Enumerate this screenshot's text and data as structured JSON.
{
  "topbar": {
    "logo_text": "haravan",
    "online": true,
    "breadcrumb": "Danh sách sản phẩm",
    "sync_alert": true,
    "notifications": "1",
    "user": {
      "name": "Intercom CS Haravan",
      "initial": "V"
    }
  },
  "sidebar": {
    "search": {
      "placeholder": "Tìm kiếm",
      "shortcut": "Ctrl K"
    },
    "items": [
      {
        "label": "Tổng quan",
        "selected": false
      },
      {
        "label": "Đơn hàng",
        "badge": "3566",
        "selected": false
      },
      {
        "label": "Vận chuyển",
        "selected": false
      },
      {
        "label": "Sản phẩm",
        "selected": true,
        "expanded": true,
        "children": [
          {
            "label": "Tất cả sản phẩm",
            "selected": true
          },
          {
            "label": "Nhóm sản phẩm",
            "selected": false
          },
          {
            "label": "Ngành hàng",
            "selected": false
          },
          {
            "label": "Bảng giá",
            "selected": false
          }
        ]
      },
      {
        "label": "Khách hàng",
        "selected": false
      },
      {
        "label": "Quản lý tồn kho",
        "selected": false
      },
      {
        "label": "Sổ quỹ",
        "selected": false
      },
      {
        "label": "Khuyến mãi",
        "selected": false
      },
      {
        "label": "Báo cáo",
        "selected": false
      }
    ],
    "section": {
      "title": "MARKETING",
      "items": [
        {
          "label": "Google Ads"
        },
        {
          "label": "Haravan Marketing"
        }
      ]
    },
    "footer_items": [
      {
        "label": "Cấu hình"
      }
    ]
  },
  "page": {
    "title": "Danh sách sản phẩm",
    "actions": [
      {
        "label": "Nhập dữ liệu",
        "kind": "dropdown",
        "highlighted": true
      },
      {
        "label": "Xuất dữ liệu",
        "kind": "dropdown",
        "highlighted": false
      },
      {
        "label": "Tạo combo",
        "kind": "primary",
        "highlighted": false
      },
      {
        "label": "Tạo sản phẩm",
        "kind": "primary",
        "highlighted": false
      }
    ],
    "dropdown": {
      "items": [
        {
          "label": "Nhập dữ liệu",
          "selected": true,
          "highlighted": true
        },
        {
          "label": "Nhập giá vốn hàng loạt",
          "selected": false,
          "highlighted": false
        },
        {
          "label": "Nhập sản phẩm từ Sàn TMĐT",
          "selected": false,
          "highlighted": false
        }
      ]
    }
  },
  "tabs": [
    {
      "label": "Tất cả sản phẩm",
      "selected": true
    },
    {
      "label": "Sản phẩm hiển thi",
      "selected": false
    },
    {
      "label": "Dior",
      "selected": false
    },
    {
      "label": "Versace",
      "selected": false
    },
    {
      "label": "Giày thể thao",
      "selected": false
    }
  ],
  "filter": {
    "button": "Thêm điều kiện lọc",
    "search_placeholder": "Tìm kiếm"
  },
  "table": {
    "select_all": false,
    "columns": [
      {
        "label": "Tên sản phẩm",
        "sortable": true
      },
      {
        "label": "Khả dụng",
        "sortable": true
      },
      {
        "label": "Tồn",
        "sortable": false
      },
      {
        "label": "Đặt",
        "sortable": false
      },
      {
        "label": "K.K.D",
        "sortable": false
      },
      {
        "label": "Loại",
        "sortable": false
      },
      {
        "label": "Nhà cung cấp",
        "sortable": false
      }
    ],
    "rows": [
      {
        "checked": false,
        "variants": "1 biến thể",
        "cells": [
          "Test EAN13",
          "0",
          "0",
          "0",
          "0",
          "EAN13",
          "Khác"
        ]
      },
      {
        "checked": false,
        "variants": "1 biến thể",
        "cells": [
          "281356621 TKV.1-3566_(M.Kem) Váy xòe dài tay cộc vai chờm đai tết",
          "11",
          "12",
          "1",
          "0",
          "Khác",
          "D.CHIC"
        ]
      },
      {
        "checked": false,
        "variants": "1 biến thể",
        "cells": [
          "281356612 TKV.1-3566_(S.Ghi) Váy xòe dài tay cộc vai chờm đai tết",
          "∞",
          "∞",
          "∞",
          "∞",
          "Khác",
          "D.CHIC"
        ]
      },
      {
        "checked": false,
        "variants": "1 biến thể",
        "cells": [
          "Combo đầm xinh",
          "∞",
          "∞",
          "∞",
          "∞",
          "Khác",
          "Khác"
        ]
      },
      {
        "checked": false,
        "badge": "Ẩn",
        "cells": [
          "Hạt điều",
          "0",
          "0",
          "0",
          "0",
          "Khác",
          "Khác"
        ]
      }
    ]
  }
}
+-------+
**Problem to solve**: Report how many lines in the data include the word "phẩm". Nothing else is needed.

**Task result**: 10